Hughes: It depends what "home" is. I think if you play at Syracuse, Hopkins, Virginia, Maryland or Denver (and there are a handful of others), it's harder to give up that home field. But for most other schools, that is such a fun environment, you end up not losing much. For most schools, I think it's a no-brainer, and for coaches who think they will play in the tournament, it's good to get neutral-field experience.
Harrison: Tough call! There are so many different things that go into making a decision to give up your home field to play in a professional venue on a national stage. For the sport, it's a great thing, as it brings more national attention, but playing at home in most cases is certainly an advantage. There's no place on earth I'd rather play a game than Homewood Field, just like I'm sure Cuse cats would want to play in the Dome rather than a professional venue if given the choice. It also depends on the opponent. If it's a huge rivalry game, playing at home is certainly a huge advantage and one that most coaches wouldn't be willing to give up. But if it's an early-season game and a lesser opponent, maybe coaches would be more likely to want to give the professional venue a try to help grow the game.
4. What do you think about tournament expansion in lacrosse?
Hughes: Army's upset of Syracuse notwithstanding, it's not often that one of the top four seeds is upset in the first or second rounds. But another round of high-stakes lacrosse on TV could do nothing but help the sport and give more schools a chance to attract big recruits. I don't think expanding makes it any better as far as talent, but I do think it gives us more intense lacrosse to watch! Go for it!
Harrison: Agreed, Hughey, vary rarely in our sport does a low seed knock down a 1-4 seed.
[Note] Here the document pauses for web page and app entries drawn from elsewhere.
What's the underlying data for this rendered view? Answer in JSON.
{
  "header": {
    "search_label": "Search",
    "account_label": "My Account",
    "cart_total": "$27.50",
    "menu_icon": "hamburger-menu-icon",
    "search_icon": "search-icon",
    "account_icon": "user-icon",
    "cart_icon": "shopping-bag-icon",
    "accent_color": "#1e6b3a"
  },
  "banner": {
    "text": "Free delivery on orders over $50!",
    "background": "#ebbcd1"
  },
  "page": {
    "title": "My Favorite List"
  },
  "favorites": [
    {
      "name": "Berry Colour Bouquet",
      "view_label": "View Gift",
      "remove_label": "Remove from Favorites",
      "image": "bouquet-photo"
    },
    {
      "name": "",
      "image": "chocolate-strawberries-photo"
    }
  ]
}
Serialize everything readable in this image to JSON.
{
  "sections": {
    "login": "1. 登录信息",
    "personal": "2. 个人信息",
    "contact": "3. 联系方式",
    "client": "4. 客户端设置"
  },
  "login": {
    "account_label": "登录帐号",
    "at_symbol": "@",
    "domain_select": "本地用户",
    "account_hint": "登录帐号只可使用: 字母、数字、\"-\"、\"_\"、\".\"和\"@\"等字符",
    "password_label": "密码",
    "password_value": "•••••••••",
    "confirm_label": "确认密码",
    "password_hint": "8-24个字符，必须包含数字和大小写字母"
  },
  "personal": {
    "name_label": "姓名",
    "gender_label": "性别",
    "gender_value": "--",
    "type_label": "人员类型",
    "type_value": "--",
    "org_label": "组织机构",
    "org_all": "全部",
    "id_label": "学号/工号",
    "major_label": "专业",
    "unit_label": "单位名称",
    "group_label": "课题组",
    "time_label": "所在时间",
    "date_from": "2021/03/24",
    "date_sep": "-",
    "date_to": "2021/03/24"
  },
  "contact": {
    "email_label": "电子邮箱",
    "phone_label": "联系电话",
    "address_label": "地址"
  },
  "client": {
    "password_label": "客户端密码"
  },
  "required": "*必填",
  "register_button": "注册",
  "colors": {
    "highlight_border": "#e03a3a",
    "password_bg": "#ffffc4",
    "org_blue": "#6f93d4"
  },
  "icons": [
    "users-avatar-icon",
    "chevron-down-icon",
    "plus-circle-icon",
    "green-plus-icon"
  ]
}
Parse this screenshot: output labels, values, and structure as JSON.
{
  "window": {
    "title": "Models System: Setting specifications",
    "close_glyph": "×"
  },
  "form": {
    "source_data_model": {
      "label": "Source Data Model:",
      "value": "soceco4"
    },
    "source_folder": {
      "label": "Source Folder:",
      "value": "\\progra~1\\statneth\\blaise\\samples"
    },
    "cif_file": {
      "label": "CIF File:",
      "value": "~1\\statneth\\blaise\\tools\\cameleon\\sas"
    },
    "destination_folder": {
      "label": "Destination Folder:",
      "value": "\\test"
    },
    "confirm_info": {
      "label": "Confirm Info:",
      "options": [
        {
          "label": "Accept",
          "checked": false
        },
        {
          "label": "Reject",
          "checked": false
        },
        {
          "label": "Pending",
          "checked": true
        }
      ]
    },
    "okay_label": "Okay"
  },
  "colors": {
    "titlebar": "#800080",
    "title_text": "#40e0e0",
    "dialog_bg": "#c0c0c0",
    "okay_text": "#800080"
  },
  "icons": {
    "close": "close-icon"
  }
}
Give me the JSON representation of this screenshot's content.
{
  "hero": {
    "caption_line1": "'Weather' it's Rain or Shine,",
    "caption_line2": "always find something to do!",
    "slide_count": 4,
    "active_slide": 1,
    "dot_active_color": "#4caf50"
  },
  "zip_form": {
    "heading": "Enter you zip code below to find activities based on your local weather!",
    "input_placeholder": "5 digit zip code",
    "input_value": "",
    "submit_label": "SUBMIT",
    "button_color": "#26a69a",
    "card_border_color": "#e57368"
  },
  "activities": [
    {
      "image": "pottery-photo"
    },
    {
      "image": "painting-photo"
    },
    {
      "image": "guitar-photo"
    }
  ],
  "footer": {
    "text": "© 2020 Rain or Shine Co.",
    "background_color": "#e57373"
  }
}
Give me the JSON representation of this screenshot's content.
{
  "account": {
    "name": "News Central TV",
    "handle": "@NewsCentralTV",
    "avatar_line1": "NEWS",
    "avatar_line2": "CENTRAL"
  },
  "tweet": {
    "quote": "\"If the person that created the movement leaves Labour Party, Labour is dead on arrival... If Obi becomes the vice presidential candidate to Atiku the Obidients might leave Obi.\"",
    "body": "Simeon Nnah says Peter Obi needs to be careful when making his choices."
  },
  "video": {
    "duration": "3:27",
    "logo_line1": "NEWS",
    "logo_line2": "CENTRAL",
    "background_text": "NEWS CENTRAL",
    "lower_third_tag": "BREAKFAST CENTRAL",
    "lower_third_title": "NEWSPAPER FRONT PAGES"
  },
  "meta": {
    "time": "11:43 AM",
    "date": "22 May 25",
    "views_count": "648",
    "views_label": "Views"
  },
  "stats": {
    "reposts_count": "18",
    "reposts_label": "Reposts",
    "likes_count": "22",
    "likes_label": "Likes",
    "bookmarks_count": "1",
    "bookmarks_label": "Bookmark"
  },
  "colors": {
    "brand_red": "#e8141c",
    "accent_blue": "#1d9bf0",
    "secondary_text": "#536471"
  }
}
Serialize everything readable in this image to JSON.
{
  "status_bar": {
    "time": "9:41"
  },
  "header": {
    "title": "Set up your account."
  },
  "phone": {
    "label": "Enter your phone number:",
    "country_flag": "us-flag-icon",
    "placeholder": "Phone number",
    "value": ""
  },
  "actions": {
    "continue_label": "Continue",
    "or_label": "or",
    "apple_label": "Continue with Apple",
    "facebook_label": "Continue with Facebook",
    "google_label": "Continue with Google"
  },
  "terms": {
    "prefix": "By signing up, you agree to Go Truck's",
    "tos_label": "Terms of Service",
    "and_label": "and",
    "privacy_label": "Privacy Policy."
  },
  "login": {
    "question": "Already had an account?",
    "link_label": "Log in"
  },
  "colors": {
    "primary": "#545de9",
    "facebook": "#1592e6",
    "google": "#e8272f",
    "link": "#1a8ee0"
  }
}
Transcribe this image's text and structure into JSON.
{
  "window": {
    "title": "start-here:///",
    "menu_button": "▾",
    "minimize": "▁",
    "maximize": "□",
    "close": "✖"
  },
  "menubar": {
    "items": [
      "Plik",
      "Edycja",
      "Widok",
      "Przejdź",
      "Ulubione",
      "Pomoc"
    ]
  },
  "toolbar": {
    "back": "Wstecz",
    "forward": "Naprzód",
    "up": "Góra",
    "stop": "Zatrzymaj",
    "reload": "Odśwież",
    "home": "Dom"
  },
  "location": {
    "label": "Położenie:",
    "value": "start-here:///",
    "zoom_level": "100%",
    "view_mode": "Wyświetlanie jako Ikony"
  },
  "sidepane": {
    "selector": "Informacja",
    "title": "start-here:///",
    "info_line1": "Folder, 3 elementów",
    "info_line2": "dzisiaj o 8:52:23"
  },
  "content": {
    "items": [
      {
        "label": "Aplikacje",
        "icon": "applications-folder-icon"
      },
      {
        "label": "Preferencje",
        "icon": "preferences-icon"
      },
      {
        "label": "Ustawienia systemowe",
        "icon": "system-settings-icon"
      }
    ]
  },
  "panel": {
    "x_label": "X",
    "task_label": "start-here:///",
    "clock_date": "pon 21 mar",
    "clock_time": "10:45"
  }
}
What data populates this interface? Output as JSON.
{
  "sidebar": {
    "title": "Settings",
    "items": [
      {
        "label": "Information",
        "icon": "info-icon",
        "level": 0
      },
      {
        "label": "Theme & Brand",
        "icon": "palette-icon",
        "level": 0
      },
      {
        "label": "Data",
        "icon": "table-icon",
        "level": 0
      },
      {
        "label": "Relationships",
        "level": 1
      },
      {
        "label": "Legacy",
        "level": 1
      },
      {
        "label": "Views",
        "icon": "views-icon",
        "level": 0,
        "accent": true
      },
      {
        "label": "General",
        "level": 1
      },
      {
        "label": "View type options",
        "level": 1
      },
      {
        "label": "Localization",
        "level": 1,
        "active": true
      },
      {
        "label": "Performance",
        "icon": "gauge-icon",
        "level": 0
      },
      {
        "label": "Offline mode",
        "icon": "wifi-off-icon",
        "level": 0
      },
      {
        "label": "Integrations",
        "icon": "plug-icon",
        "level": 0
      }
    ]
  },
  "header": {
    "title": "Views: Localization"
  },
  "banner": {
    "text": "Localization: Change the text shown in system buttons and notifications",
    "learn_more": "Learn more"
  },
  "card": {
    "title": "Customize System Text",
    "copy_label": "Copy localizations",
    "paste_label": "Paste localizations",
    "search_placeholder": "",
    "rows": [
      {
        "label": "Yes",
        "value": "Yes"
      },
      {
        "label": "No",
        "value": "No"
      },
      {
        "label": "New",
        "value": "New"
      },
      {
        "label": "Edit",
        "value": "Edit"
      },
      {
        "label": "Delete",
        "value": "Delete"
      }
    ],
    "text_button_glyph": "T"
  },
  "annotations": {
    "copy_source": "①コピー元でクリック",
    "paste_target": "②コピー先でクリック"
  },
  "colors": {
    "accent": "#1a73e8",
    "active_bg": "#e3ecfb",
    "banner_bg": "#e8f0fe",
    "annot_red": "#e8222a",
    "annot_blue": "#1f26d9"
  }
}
And adding a weekend of high-level lacrosse only would help the sport continue its growth and give lacrosse fans one more weekend of great lacrosse to watch. I'm all for it.
5. What are your thoughts on the speed of the game -- and the suggestions for improvement?
Hughes: I am 100 percent in favor of a shot clock, but I don't like taking away the faceoff. It's such a huge part of the game. I love watching faceoff specialists and amazing wing play become a factor. As long as they have to shoot the ball within a certain amount of time, keep the faceoff. Then again, I played on a team that was up-tempo and wanted to get up and down the field and make plays. There would be an even higher demand for quality lacrosse players who are athletes between the lines as transition offense and defense, as well as middies who can stay on the field.
Harrison: Not loving the idea of agreeing with you so much, but I completely agree with your answer. I'm not in favor of getting rid of the faceoff as it's become such an important and exciting part of the game. Over the past few years, we've seen dominant faceoff men completely control the game for their teams, and it would be a shame to take away that piece of the game. I am definitely in favor of putting a shot clock in place. It's got to happen! From the 30-40 seconds it can take for teams to sub guys in the game, to a slow invert offense where a team tries to eat five minutes off the clock, the game slows down too much. We've got so many great athletes playing this sport, let's have them getting up and down the field more!